→ Task statement: Review the listing and copy each line that holds the word "subtitle".

== == ==

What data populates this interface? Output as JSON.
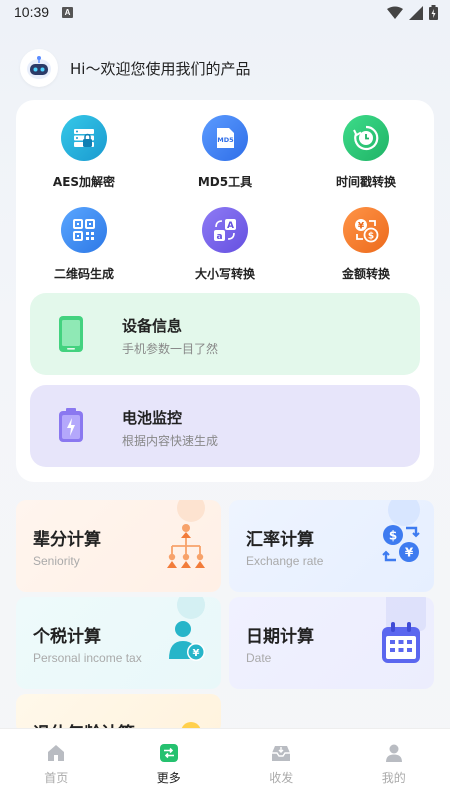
{
  "status_bar": {
    "time": "10:39"
  },
  "greeting": {
    "text": "Hi～欢迎您使用我们的产品"
  },
  "tools": [
    {
      "label": "AES加解密",
      "icon": "server-lock-icon",
      "color": "#1fb2d6"
    },
    {
      "label": "MD5工具",
      "icon": "md5-file-icon",
      "color": "#3d7df2"
    },
    {
      "label": "时间戳转换",
      "icon": "clock-refresh-icon",
      "color": "#2cc56f"
    },
    {
      "label": "二维码生成",
      "icon": "qr-code-icon",
      "color": "#3f8df0"
    },
    {
      "label": "大小写转换",
      "icon": "letter-case-icon",
      "color": "#7a67e8"
    },
    {
      "label": "金额转换",
      "icon": "currency-exchange-icon",
      "color": "#f07a2a"
    }
  ],
  "banners": [
    {
      "title": "设备信息",
      "subtitle": "手机参数一目了然",
      "icon": "phone-icon",
      "bg": "#e2f7ea"
    },
    {
      "title": "电池监控",
      "subtitle": "根据内容快速生成",
      "icon": "battery-icon",
      "bg": "#e7e5f9"
    }
  ],
  "calculators": [
    {
      "title": "辈分计算",
      "subtitle": "Seniority",
      "icon": "family-tree-icon"
    },
    {
      "title": "汇率计算",
      "subtitle": "Exchange rate",
      "icon": "exchange-rate-icon"
    },
    {
      "title": "个税计算",
      "subtitle": "Personal income tax",
      "icon": "person-tax-icon"
    },
    {
      "title": "日期计算",
      "subtitle": "Date",
      "icon": "calendar-icon"
    },
    {
      "title": "退休年龄计算",
      "subtitle": "",
      "icon": "retirement-icon"
    }
  ],
  "bottom_nav": [
    {
      "label": "首页",
      "icon": "home-icon",
      "active": false
    },
    {
      "label": "更多",
      "icon": "more-icon",
      "active": true
    },
    {
      "label": "收发",
      "icon": "inbox-icon",
      "active": false
    },
    {
      "label": "我的",
      "icon": "user-icon",
      "active": false
    }
  ]
}
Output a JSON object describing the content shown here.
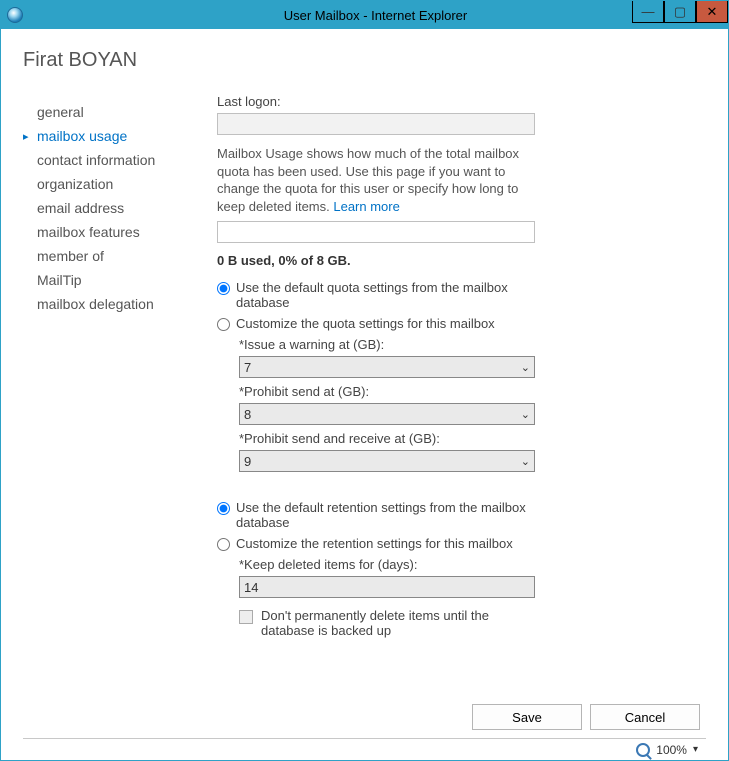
{
  "window": {
    "title": "User Mailbox - Internet Explorer"
  },
  "header": {
    "user_name": "Firat BOYAN"
  },
  "sidebar": {
    "items": [
      {
        "label": "general"
      },
      {
        "label": "mailbox usage",
        "active": true
      },
      {
        "label": "contact information"
      },
      {
        "label": "organization"
      },
      {
        "label": "email address"
      },
      {
        "label": "mailbox features"
      },
      {
        "label": "member of"
      },
      {
        "label": "MailTip"
      },
      {
        "label": "mailbox delegation"
      }
    ]
  },
  "main": {
    "last_logon_label": "Last logon:",
    "last_logon_value": "",
    "description": "Mailbox Usage shows how much of the total mailbox quota has been used. Use this page if you want to change the quota for this user or specify how long to keep deleted items.",
    "learn_more": "Learn more",
    "usage_summary": "0 B used, 0% of 8 GB.",
    "quota": {
      "default_label": "Use the default quota settings from the mailbox database",
      "custom_label": "Customize the quota settings for this mailbox",
      "warning_label": "*Issue a warning at (GB):",
      "warning_value": "7",
      "prohibit_send_label": "*Prohibit send at (GB):",
      "prohibit_send_value": "8",
      "prohibit_sr_label": "*Prohibit send and receive at (GB):",
      "prohibit_sr_value": "9"
    },
    "retention": {
      "default_label": "Use the default retention settings from the mailbox database",
      "custom_label": "Customize the retention settings for this mailbox",
      "keep_label": "*Keep deleted items for (days):",
      "keep_value": "14",
      "dont_delete_label": "Don't permanently delete items until the database is backed up"
    }
  },
  "footer": {
    "save": "Save",
    "cancel": "Cancel"
  },
  "status": {
    "zoom": "100%"
  }
}
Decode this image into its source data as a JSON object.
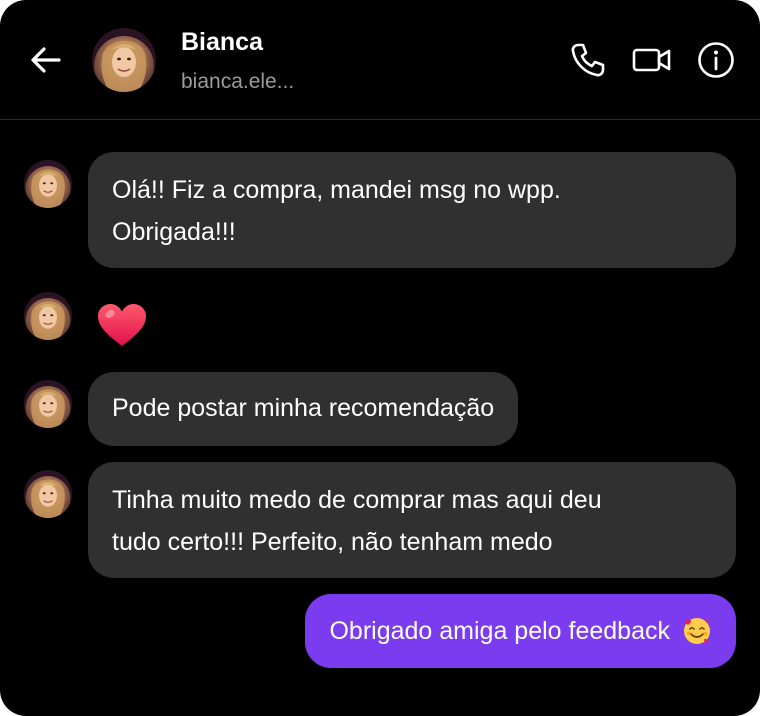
{
  "header": {
    "contact_name": "Bianca",
    "contact_handle": "bianca.ele...",
    "icons": [
      "back-arrow-icon",
      "phone-icon",
      "video-camera-icon",
      "info-icon"
    ]
  },
  "messages": [
    {
      "direction": "received",
      "type": "text",
      "text": "Olá!! Fiz a compra, mandei msg no wpp.\nObrigada!!!"
    },
    {
      "direction": "received",
      "type": "emoji",
      "emoji": "red-heart-icon"
    },
    {
      "direction": "received",
      "type": "text",
      "text": "Pode postar minha recomendação"
    },
    {
      "direction": "received",
      "type": "text",
      "text": "Tinha muito medo de comprar mas aqui deu\ntudo certo!!! Perfeito, não tenham medo"
    },
    {
      "direction": "sent",
      "type": "text",
      "text": "Obrigado amiga pelo feedback",
      "emoji": "smiling-face-with-hearts-icon"
    }
  ],
  "colors": {
    "background": "#000000",
    "received_bubble": "#303030",
    "sent_bubble": "#7b3bee",
    "text": "#ffffff",
    "secondary_text": "#9a9a9a"
  }
}
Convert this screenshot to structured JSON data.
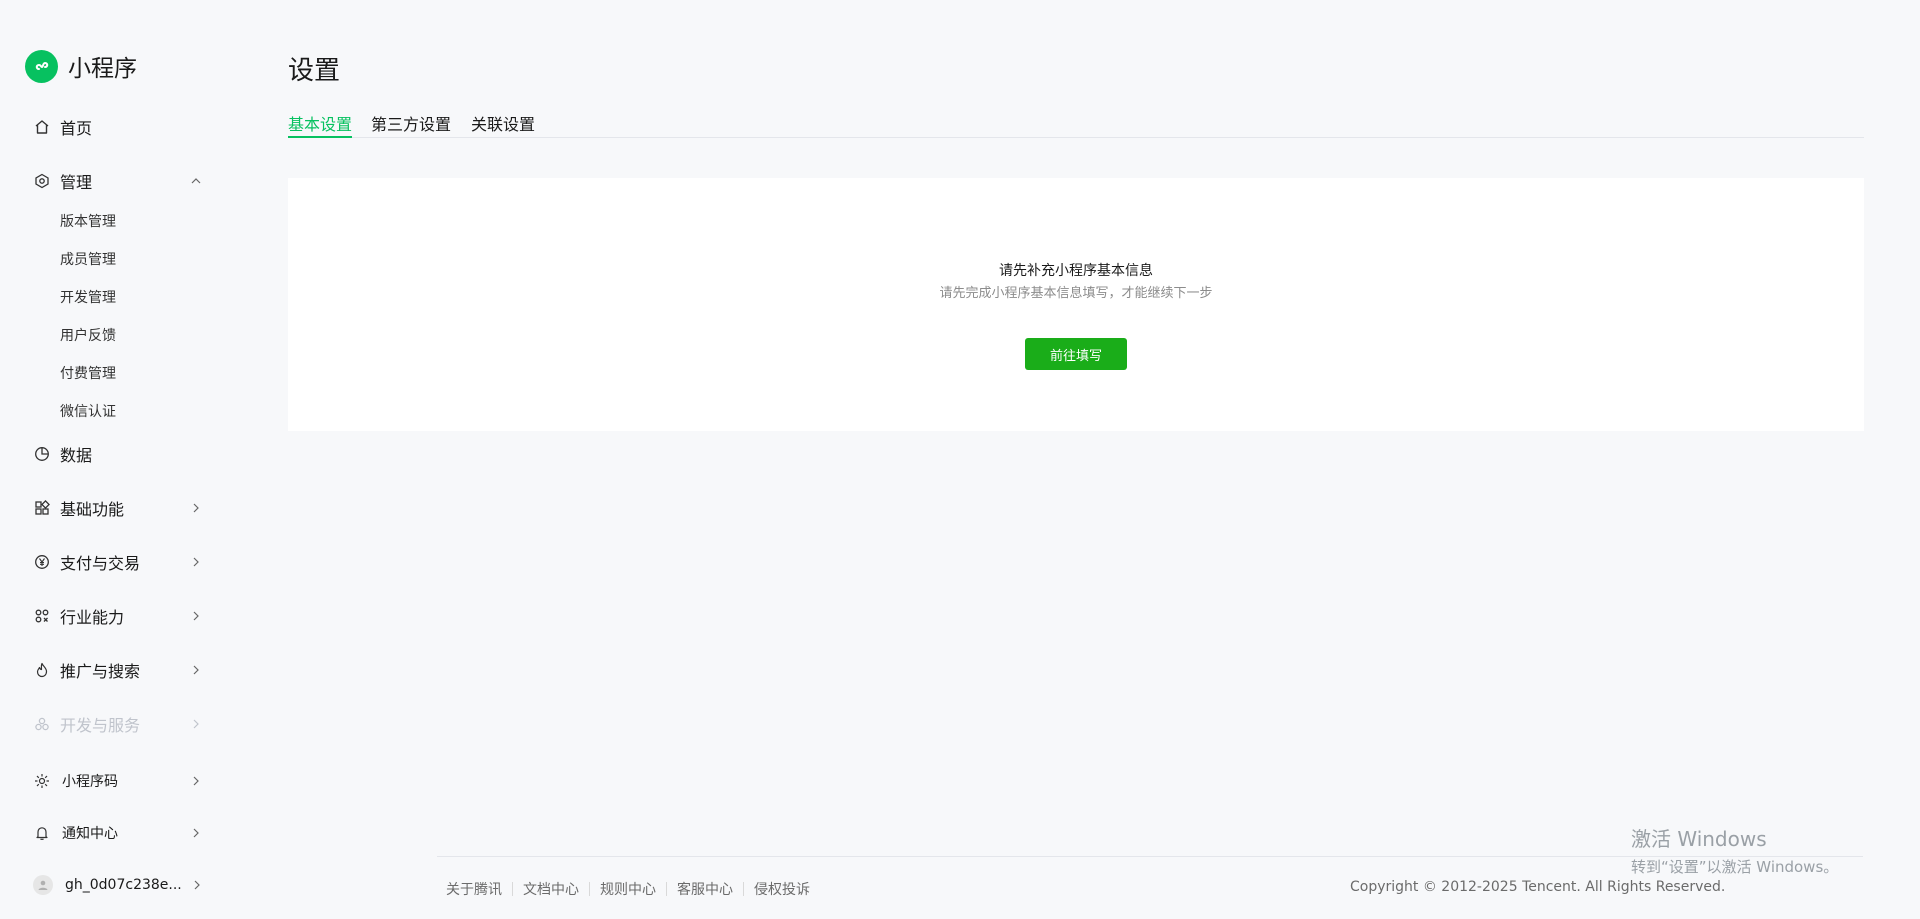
{
  "app": {
    "name": "小程序"
  },
  "sidebar": {
    "home": "首页",
    "manage": "管理",
    "manage_sub": [
      "版本管理",
      "成员管理",
      "开发管理",
      "用户反馈",
      "付费管理",
      "微信认证"
    ],
    "data": "数据",
    "basic": "基础功能",
    "payment": "支付与交易",
    "industry": "行业能力",
    "promotion": "推广与搜索",
    "devservice": "开发与服务",
    "qrcode": "小程序码",
    "notify": "通知中心",
    "account": "gh_0d07c238e..."
  },
  "page": {
    "title": "设置",
    "tabs": [
      "基本设置",
      "第三方设置",
      "关联设置"
    ],
    "active_tab": 0,
    "card": {
      "title": "请先补充小程序基本信息",
      "desc": "请先完成小程序基本信息填写，才能继续下一步",
      "button": "前往填写"
    }
  },
  "footer": {
    "links": [
      "关于腾讯",
      "文档中心",
      "规则中心",
      "客服中心",
      "侵权投诉"
    ],
    "copyright": "Copyright © 2012-2025 Tencent. All Rights Reserved."
  },
  "watermark": {
    "title": "激活 Windows",
    "sub": "转到“设置”以激活 Windows。"
  },
  "colors": {
    "accent": "#07c160",
    "button": "#1aad19"
  }
}
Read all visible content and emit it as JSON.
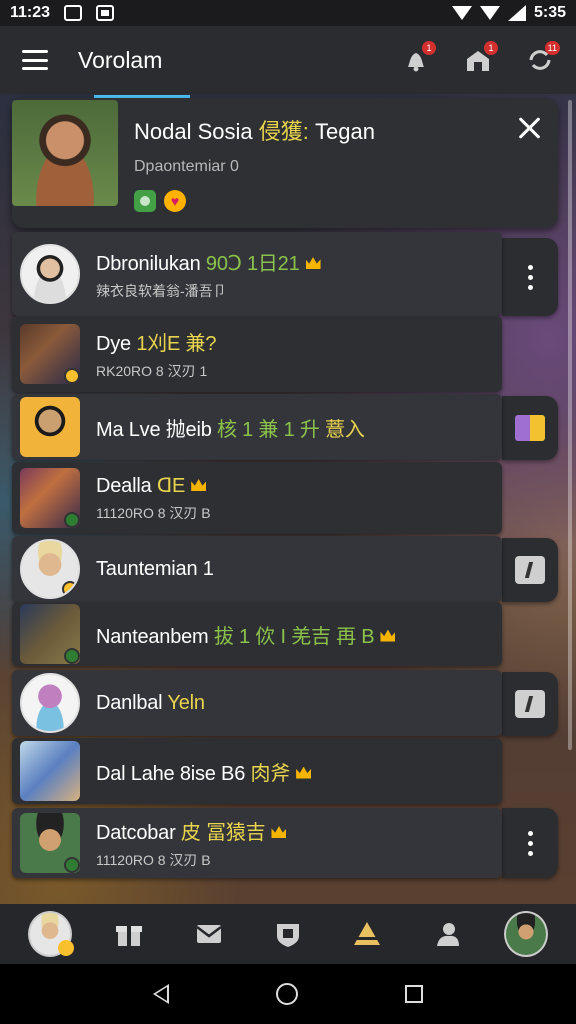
{
  "status_bar": {
    "time_left": "11:23",
    "time_right": "5:35"
  },
  "app_bar": {
    "title": "Vorolam",
    "icons": [
      "bell-icon",
      "shop-icon",
      "refresh-icon"
    ],
    "badges": [
      "1",
      "1",
      "11"
    ]
  },
  "featured": {
    "name_prefix": "Nodal Sosia ",
    "name_highlight": "侵獲:",
    "name_suffix": " Tegan",
    "subtitle": "Dpaontemiar 0",
    "tags": [
      "green-tag",
      "heart-tag"
    ],
    "heart_glyph": "♥"
  },
  "rows": [
    {
      "title": "Dbronilukan ",
      "title_green": "90Ↄ 1日21",
      "crown": true,
      "sub": "辣衣良软着翁-潘吾卩"
    },
    {
      "title": "Dye ",
      "title_yellow": "1刈E 兼?",
      "crown": false,
      "sub": "RK20RO 8 汉刃 1"
    },
    {
      "title": "Ma Lve 抛eib ",
      "title_green": "核 1 兼 1 升",
      "title_yellow": " 薏入",
      "crown": false,
      "sub": ""
    },
    {
      "title": "Dealla ",
      "title_yellow": "ꓷE",
      "crown": true,
      "sub": "11120RO 8 汉刃 B"
    },
    {
      "title": "Tauntemian 1",
      "crown": false,
      "sub": ""
    },
    {
      "title": "Nanteanbem ",
      "title_green": "拔 1 佽 I 羌吉  再 B",
      "crown": true,
      "sub": ""
    },
    {
      "title": "Danlbal ",
      "title_yellow": "Yeln",
      "crown": false,
      "sub": ""
    },
    {
      "title": "Dal Lahe 8ise B6 ",
      "title_yellow": "肉斧",
      "crown": true,
      "sub": ""
    },
    {
      "title": "Datcobar ",
      "title_yellow": "皮 冨猿吉",
      "crown": true,
      "sub": "11120RO 8 汉刃 B"
    }
  ],
  "bottom_nav": [
    "profile-avatar",
    "gift-icon",
    "mail-icon",
    "shield-icon",
    "tent-icon",
    "friend-icon",
    "account-avatar"
  ]
}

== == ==

→ Answer to this problem:
      "subtitle": "手机参数一目了然",
      "subtitle": "根据内容快速生成",
      "subtitle": "Seniority",
      "subtitle": "Exchange rate",
      "subtitle": "Personal income tax",
      "subtitle": "Date",
      "subtitle": "",
    "subtitle": "Dpaontemiar 0",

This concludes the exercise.